● **Information supplied**:
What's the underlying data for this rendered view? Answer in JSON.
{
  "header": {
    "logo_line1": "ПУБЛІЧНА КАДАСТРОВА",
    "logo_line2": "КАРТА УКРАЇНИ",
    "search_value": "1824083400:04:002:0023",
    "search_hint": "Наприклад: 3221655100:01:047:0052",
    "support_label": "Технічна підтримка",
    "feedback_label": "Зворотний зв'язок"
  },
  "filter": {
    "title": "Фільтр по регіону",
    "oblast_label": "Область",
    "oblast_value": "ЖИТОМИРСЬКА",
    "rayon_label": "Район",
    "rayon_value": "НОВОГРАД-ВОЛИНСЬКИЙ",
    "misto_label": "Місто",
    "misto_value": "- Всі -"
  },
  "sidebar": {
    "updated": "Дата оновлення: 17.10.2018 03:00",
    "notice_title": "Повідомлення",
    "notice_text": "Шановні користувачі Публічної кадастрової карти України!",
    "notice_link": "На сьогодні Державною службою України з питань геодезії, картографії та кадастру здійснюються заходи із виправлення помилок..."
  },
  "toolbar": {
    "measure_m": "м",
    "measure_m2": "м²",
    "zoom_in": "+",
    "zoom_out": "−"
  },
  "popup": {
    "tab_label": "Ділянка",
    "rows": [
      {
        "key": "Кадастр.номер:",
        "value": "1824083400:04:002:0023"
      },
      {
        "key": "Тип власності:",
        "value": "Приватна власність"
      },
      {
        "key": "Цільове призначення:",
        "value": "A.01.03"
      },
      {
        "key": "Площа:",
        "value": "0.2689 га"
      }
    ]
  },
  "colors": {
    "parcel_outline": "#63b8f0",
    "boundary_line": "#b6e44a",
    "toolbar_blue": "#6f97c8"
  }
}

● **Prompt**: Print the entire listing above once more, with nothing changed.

● **Result of the task**:
What's the underlying data for this rendered view? Answer in JSON.
{
  "header": {
    "logo_line1": "ПУБЛІЧНА КАДАСТРОВА",
    "logo_line2": "КАРТА УКРАЇНИ",
    "search_value": "1824083400:04:002:0023",
    "search_hint": "Наприклад: 3221655100:01:047:0052",
    "support_label": "Технічна підтримка",
    "feedback_label": "Зворотний зв'язок"
  },
  "filter": {
    "title": "Фільтр по регіону",
    "oblast_label": "Область",
    "oblast_value": "ЖИТОМИРСЬКА",
    "rayon_label": "Район",
    "rayon_value": "НОВОГРАД-ВОЛИНСЬКИЙ",
    "misto_label": "Місто",
    "misto_value": "- Всі -"
  },
  "sidebar": {
    "updated": "Дата оновлення: 17.10.2018 03:00",
    "notice_title": "Повідомлення",
    "notice_text": "Шановні користувачі Публічної кадастрової карти України!",
    "notice_link": "На сьогодні Державною службою України з питань геодезії, картографії та кадастру здійснюються заходи із виправлення помилок..."
  },
  "toolbar": {
    "measure_m": "м",
    "measure_m2": "м²",
    "zoom_in": "+",
    "zoom_out": "−"
  },
  "popup": {
    "tab_label": "Ділянка",
    "rows": [
      {
        "key": "Кадастр.номер:",
        "value": "1824083400:04:002:0023"
      },
      {
        "key": "Тип власності:",
        "value": "Приватна власність"
      },
      {
        "key": "Цільове призначення:",
        "value": "A.01.03"
      },
      {
        "key": "Площа:",
        "value": "0.2689 га"
      }
    ]
  },
  "colors": {
    "parcel_outline": "#63b8f0",
    "boundary_line": "#b6e44a",
    "toolbar_blue": "#6f97c8"
  }
}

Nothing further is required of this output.